Dr. Olivier is survived by his wife, Peggy Olivier of Chapel Hill; three sons, James Olivier of Putney, Vt., Donald Olivier of Boston and Robert Olivier of Ouray, Colo.; and six grandchildren.



Richard How Watkins, 65, a Federal Aviation Administration electrician who retired as assistant chief of the electrical and air conditioning branch at National Airport, died of cancer Nov. 13 at Gladys Spellman Nursing Center in Cheverly.

Mr. Watkins, who lived in Hyattsville, was born in Washington. He served in the Navy in the Pacific during World War II.

He retired from the FAA in 1980 after 32 years with the agency.

Mr. Watkins was a life member and a lieutenant in the Riverdale Volunteer Fire Department.

Survivors include his wife of 33 years, Naomi Hotopp Watkins of Hyattsville; a stepson, Robert L. Adams Sr. of Bowie; two sisters; three brothers; eight grandchildren; and nine great-grandchildren.


Church Member

Lucinda Louise Babcock, 80, who was a past president of the Women's Group and a past member of the Altar Guild at St. Matthew's Lutheran Church in Washington, died Oct. 27 at a hospital in La Mesa, Calif. She had diabetes.

Mrs. Babcock moved from Washington to Santee, Calif., in September. She was a native of Iowa and came to this area during World War II.

Her husband, Charles O. Babcock, died in 1973.

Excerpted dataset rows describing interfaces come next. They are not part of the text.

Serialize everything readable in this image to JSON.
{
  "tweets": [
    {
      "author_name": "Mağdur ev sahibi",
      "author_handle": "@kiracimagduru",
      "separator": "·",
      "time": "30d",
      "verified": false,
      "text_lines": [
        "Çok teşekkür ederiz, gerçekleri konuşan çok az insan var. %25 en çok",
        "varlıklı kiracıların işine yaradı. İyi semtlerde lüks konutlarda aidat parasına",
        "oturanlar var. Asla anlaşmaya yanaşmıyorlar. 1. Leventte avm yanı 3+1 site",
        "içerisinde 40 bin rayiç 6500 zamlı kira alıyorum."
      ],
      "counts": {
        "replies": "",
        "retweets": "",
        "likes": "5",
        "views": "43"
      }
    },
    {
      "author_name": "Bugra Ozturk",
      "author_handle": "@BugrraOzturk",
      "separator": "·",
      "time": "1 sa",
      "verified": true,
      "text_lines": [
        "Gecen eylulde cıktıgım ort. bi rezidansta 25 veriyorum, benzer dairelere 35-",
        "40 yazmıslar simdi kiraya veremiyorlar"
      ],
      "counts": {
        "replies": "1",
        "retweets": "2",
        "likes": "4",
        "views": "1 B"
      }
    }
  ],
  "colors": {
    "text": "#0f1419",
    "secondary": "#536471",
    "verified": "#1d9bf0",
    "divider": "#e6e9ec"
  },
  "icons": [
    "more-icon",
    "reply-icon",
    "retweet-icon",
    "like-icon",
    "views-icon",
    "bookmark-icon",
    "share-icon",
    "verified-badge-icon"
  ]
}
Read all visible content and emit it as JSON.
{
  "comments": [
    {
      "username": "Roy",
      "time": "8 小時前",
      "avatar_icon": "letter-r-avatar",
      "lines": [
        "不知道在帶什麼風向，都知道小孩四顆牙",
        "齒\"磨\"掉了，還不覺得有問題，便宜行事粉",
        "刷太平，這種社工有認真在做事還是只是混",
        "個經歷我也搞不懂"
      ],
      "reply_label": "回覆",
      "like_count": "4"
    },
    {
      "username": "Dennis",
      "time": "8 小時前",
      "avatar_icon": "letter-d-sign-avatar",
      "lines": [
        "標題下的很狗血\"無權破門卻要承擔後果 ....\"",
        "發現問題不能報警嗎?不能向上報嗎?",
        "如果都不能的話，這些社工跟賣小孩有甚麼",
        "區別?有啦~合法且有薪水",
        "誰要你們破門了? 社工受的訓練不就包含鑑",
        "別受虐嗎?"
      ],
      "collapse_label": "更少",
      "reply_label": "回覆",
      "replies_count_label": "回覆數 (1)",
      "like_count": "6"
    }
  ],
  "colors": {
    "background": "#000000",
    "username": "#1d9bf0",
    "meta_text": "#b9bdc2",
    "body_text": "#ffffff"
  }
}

Survivors include two children, Florence Hustad of Santee and Ruth E. Park of Burke; a sister, Dorothy Miller of Rogue River, Ore.; seven grandchildren; and seven great-grandchildren.